Saudi Arabia’s demography has changed radically from what it was only a few years ago. It is now a country with a very young population, one which we may call the ‘Netflix generation’. Today in 2019, the Kingdom is part of an interconnected world and Saudis want to play their part and be seen as contributors to global solutions. They realise that the problems afflicting the world beyond the country’s borders afflict them too. Just as a citizen in New Delhi is aware of—and concerned about—climate change, so are Saudis. All of us, wherever we live, see and understand the need to work for a greener and healthier planet. India yearns to become a superpower and it is in fact already one of Asia’s major economies. As it grows and develops, Saudi Arabia needs India just as India needs Saudi Arabia in order to meet its energy needs.

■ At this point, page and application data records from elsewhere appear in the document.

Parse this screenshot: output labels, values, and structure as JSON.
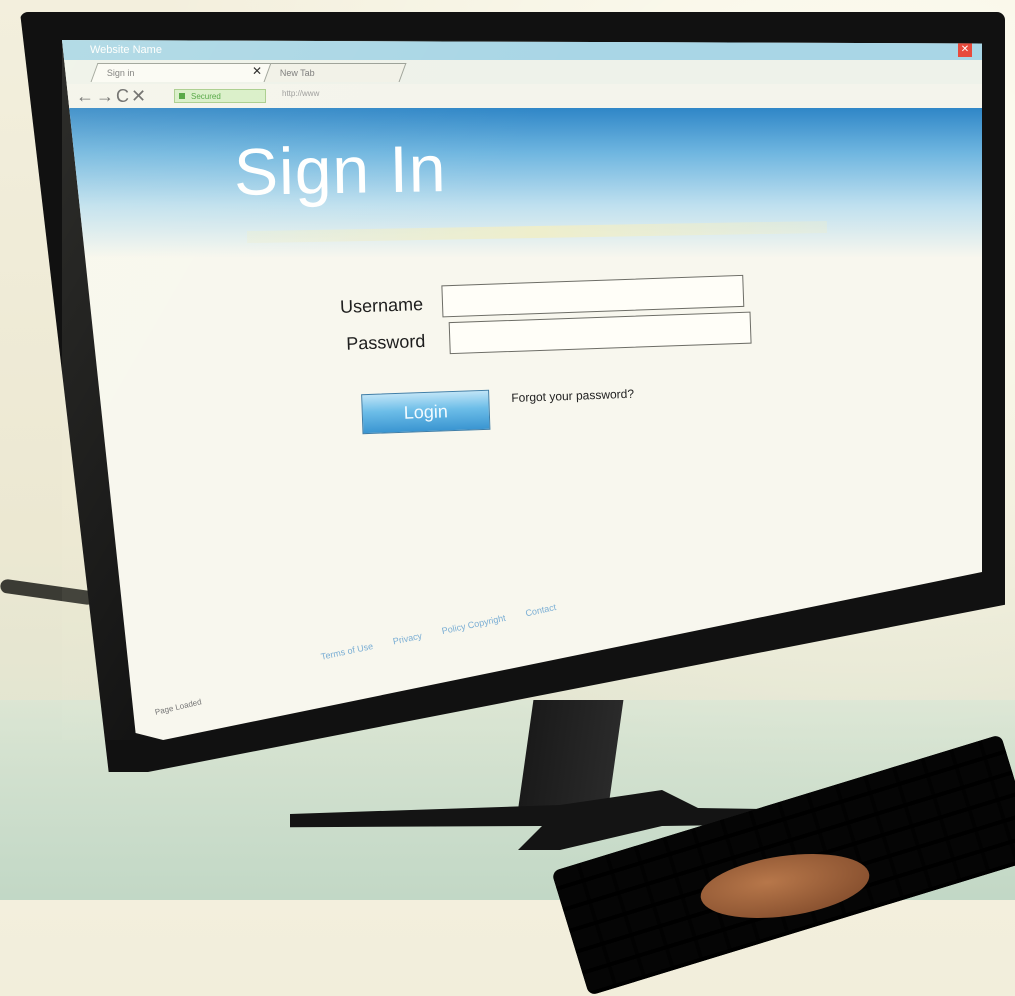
{
  "browser": {
    "window_title": "Website Name",
    "tabs": [
      {
        "label": "Sign in"
      },
      {
        "label": "New Tab"
      }
    ],
    "nav_icons": "←→C✕",
    "secure_label": "Secured",
    "url": "http://www"
  },
  "page": {
    "title": "Sign In",
    "form": {
      "username_label": "Username",
      "password_label": "Password",
      "username_value": "",
      "password_value": "",
      "login_label": "Login",
      "forgot_label": "Forgot your password?"
    },
    "footer": {
      "links": [
        "Terms of Use",
        "Privacy",
        "Policy Copyright",
        "Contact"
      ]
    },
    "status": "Page Loaded"
  }
}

There is a great deal happening on the renewables front. The world is tapping solar energy and wind energy. Under Crown Prince Mohammed bin Salman’s path-breaking Vision 2030, the creation of high-tech cities, such as NEOM, has been announced and work has begun. There will be far more jobs in these areas than the Saudi population can fill; the Kingdom will find itself looking to many countries, including India, for engineers, planners and skilled workers.
Saudi Arabia is on the move. It is seeking partners as it writes new chapters in its history. Every month new projects are announced. Saudi society is in transition. And as with any transition, there are teething problems both expected and unexpected. No transition is smooth. The government understands the role that it must play in keeping energy markets stable in an increasingly volatile world and Saudi Arabia is a responsible nation and will exercise its responsibilities.
The winds of change that are blowing over the Arabian peninsula are precursors of a brighter future—one that is all-encompassing, embracing all, including people of all faiths. It is against this background that one must view the visit by Crown Prince Mohammed bin Salman to India. He understands the demands of this era and has undertaken a bold exercise by reforming society and giving pride of place to all Saudis, male and female.
For too long, we have said that despite its coffers being filled to the brim, the region lacked one thing that money could not buy—leadership. That is no longer true. The Kingdom now has the sort of dynamic and charismatic leadership that is the envy of many.
(The author, former editor-in-chief of Arab News and Saudi Gazette, is a Saudi media and political analyst)